In His Pulitzer-Prize Winning Biography Of Dr. King, David Garrow Notes That King “Spoke Positively” About The Possible Presidential Candidacy Of George Romney. “King spoke positively about the possible candidacies of republicans George Romney, Charles Percy, and Nelson Rockefeller. He also stressed the need for greater Afro-American unity, including reaching out to segments of the black community that were not committed to nonviolence.” (David J. Garrow, Bearing the Cross: Martin Luther King, Jr., and the Southern Christian Leadership Conference, 2006, p. 575)
FACT: George Romney Attended King’s Funeral In 1968.
George Romney Attended King’s Funeral In 1968. “Vice President Hubert Humphrey represented the White House.
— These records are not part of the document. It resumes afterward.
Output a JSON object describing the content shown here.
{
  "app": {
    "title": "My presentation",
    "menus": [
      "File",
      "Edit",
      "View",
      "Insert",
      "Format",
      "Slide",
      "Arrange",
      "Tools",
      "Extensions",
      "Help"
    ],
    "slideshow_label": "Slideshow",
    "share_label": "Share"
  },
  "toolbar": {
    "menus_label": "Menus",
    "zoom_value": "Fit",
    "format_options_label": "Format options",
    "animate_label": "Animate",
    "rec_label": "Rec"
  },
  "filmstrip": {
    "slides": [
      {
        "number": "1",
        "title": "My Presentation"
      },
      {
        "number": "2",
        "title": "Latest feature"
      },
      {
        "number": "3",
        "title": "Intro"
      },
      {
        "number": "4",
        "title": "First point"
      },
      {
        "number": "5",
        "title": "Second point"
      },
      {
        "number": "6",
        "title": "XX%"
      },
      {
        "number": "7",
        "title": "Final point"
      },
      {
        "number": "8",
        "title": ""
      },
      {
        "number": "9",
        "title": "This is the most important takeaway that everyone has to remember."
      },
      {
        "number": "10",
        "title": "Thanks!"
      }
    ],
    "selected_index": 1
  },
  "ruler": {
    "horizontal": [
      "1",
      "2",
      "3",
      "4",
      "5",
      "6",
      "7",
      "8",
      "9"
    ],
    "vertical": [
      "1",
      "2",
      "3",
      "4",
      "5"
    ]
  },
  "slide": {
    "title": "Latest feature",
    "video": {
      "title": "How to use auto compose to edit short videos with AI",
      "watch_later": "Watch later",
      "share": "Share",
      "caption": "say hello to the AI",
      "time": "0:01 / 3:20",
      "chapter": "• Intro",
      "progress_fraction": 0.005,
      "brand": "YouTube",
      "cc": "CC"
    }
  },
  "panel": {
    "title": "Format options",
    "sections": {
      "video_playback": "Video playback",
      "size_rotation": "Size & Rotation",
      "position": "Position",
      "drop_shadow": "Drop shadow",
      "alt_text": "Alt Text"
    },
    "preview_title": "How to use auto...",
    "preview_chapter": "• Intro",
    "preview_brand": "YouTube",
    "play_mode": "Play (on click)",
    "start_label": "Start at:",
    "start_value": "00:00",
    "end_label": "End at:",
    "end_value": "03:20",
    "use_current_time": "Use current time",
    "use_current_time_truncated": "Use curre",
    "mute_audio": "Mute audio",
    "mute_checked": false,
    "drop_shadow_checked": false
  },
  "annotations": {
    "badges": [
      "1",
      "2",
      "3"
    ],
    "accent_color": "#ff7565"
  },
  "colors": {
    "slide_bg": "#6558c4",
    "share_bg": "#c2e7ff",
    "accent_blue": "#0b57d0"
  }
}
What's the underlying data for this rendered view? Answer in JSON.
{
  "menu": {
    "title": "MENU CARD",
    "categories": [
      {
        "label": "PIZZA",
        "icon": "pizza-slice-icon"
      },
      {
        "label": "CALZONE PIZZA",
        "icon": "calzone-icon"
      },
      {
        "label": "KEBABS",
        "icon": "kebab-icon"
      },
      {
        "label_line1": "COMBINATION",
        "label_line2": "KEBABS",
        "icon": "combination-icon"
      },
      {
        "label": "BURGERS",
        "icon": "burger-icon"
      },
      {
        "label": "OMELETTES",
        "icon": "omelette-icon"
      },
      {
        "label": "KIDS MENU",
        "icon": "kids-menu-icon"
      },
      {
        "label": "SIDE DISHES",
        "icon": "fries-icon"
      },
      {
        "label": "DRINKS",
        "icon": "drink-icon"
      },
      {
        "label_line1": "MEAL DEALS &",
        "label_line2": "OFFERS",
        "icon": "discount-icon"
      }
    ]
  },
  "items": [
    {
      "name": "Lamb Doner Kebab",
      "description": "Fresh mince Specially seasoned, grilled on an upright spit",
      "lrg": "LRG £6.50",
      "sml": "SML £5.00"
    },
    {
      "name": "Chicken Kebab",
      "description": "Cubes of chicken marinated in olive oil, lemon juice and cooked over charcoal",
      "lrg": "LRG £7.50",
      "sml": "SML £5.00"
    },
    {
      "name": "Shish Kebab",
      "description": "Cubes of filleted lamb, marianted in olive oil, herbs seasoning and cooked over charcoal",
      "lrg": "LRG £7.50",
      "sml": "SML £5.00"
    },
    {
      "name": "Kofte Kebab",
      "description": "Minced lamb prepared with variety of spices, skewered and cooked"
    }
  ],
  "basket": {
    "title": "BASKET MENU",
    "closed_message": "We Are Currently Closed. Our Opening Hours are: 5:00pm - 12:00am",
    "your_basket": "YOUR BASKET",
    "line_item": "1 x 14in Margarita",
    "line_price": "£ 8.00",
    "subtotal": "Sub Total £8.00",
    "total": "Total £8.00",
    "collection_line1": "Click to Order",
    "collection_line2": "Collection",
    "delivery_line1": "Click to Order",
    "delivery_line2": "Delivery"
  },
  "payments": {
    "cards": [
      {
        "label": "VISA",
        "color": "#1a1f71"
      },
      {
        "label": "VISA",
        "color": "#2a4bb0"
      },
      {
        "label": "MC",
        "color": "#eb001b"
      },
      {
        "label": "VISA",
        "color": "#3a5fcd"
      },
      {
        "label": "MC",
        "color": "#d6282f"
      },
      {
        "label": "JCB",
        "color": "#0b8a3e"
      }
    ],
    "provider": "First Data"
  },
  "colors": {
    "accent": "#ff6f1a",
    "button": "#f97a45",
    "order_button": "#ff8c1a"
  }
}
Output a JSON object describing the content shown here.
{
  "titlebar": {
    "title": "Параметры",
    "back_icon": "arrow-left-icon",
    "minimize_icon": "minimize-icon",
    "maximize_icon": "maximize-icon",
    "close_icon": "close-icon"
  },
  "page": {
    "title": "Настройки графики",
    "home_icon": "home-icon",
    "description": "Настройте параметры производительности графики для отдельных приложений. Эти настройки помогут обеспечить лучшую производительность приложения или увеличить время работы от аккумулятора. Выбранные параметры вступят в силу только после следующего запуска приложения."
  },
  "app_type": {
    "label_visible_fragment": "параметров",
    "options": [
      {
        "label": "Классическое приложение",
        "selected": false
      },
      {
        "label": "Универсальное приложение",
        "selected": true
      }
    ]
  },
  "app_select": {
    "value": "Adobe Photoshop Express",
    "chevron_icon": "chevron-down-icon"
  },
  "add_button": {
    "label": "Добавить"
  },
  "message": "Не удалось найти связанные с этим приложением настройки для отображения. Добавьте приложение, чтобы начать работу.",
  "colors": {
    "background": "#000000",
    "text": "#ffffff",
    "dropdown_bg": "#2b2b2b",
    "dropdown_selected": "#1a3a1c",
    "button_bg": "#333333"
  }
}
Senator and Mrs. Robert F. Kennedy; Mrs. John F. Kennedy; Governor and Mrs. Nelson Rockefeller of New York; the mayor of New York City, John V Lindsay; and Michigan’s governor, George Romney, were present.” (Octavia Vivian, Coretta: The Story of Coretta Scott King, 2006, p. 99)
· George Romney Joined Other Prominent Americans In Attending King’s Funeral. “Inside was the greatest galaxy of prominent national figures there had ever been in Atlanta at one time: Robert Kennedy, George Romney, Mayor Carl Stokes of Cleveland, Nixon, Rockefeller, Harry Belafonte, and an endless array of others equally as famous. Coretta Scott King, sitting with her family front and center in front of the casket, looked lovely and courageous and dignified in a black mourning veil.” (Franklin Miller Garrett, Atlanta and Environs: A Chronicle of Its People and Events, 1987, p. 517)
· After King’s Assassination, George Romney Declared An Official Period Of Mourning, Ordered All Flags To Be Flown At Half Staff And Said King’s Death Was “A Great National Tragedy.” “On April 4, 1968, Martin Luther King Jr. was assassinated as he stood on a motel balcony in Memphis, Tenn., where he had gone to lead a civil rights march. The following day, Michigan Gov. George Romney declared an official period of mourning for King. The period extended through King’s funeral. Romney ordered all flags on public buildings to be flown at half staff and asked that the same be done on private buildings. Gov. Romney, in an official statement, said: “The assassination of Martin Luther King is a great national tragedy. At a time when we need aggressive nonviolent leadership to peacefully achieve equal rights, equal opportunities and equal responsibilities for all, his leadership will be grievously missed.” (“Rearview Mirror: Detroit Reacts To King’s Assassination,” The Detroit News, 4/4/07)